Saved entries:

-*-*-

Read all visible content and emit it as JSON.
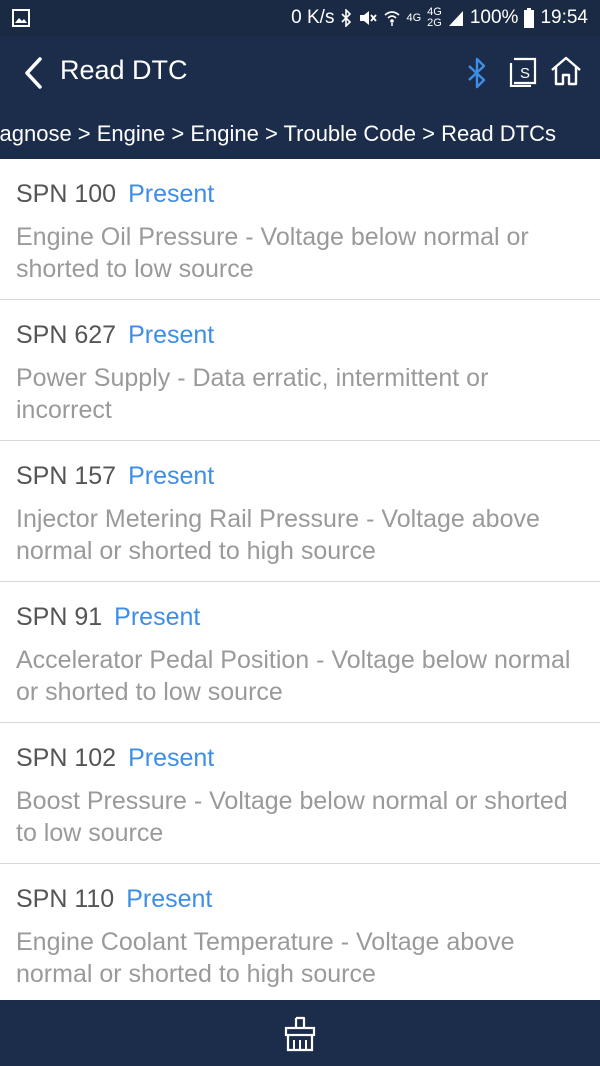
{
  "status_bar": {
    "network_speed": "0 K/s",
    "net_top": "4G",
    "net_sub": "4G",
    "net_sub2": "2G",
    "battery": "100%",
    "time": "19:54"
  },
  "header": {
    "title": "Read DTC",
    "breadcrumb": "Volvo > Diagnose > Engine > Engine > Trouble Code > Read DTCs"
  },
  "dtcs": [
    {
      "code": "SPN 100",
      "status": "Present",
      "description": "Engine Oil Pressure - Voltage below normal or shorted to low source"
    },
    {
      "code": "SPN 627",
      "status": "Present",
      "description": "Power Supply - Data erratic, intermittent or incorrect"
    },
    {
      "code": "SPN 157",
      "status": "Present",
      "description": "Injector Metering Rail Pressure - Voltage above normal or shorted to high source"
    },
    {
      "code": "SPN 91",
      "status": "Present",
      "description": "Accelerator Pedal Position - Voltage below normal or shorted to low source"
    },
    {
      "code": "SPN 102",
      "status": "Present",
      "description": "Boost Pressure - Voltage below normal or shorted to low source"
    },
    {
      "code": "SPN 110",
      "status": "Present",
      "description": "Engine Coolant Temperature - Voltage above normal or shorted to high source"
    }
  ],
  "icons": {
    "status_left": "image-icon",
    "back": "chevron-left-icon",
    "bluetooth": "bluetooth-icon",
    "screenshot": "screenshot-s-icon",
    "home": "home-icon",
    "bottom": "clear-broom-icon"
  },
  "colors": {
    "header_bg": "#1c2d4b",
    "status_bar_bg": "#1a2a44",
    "accent_blue": "#3d8ee6",
    "code_text": "#555555",
    "description_text": "#9a9a9a",
    "divider": "#d8d8d8"
  }
}
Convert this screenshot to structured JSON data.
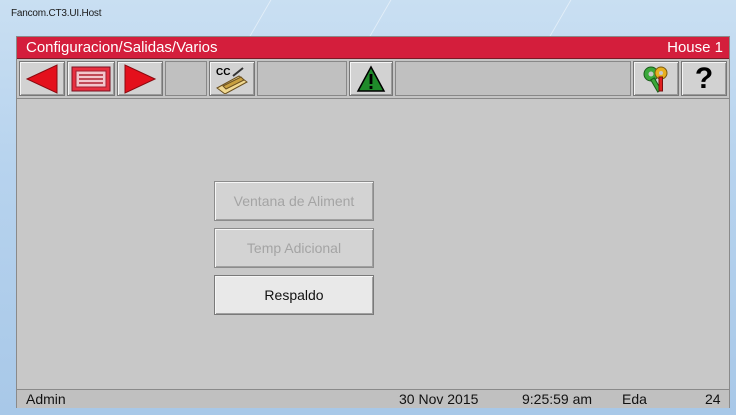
{
  "window": {
    "title": "Fancom.CT3.UI.Host"
  },
  "header": {
    "breadcrumb": "Configuracion/Salidas/Varios",
    "house": "House 1",
    "color": "#d41e3c"
  },
  "toolbar": {
    "prev": {
      "icon": "arrow-left-icon"
    },
    "list": {
      "icon": "list-icon"
    },
    "next": {
      "icon": "arrow-right-icon"
    },
    "cc": {
      "label": "CC",
      "icon": "cc-tool-icon"
    },
    "alarm": {
      "icon": "warning-icon"
    },
    "keys": {
      "icon": "keys-icon"
    },
    "help": {
      "label": "?",
      "icon": "help-icon"
    }
  },
  "menu": {
    "items": [
      {
        "label": "Ventana de Aliment",
        "enabled": false
      },
      {
        "label": "Temp Adicional",
        "enabled": false
      },
      {
        "label": "Respaldo",
        "enabled": true
      }
    ]
  },
  "status": {
    "user": "Admin",
    "date": "30 Nov 2015",
    "time": "9:25:59 am",
    "mode": "Eda",
    "number": "24"
  }
}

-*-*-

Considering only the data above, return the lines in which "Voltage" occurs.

      "description": "Engine Oil Pressure - Voltage below normal or shorted to low source"
      "description": "Injector Metering Rail Pressure - Voltage above normal or shorted to high source"
      "description": "Accelerator Pedal Position - Voltage below normal or shorted to low source"
      "description": "Boost Pressure - Voltage below normal or shorted to low source"
      "description": "Engine Coolant Temperature - Voltage above normal or shorted to high source"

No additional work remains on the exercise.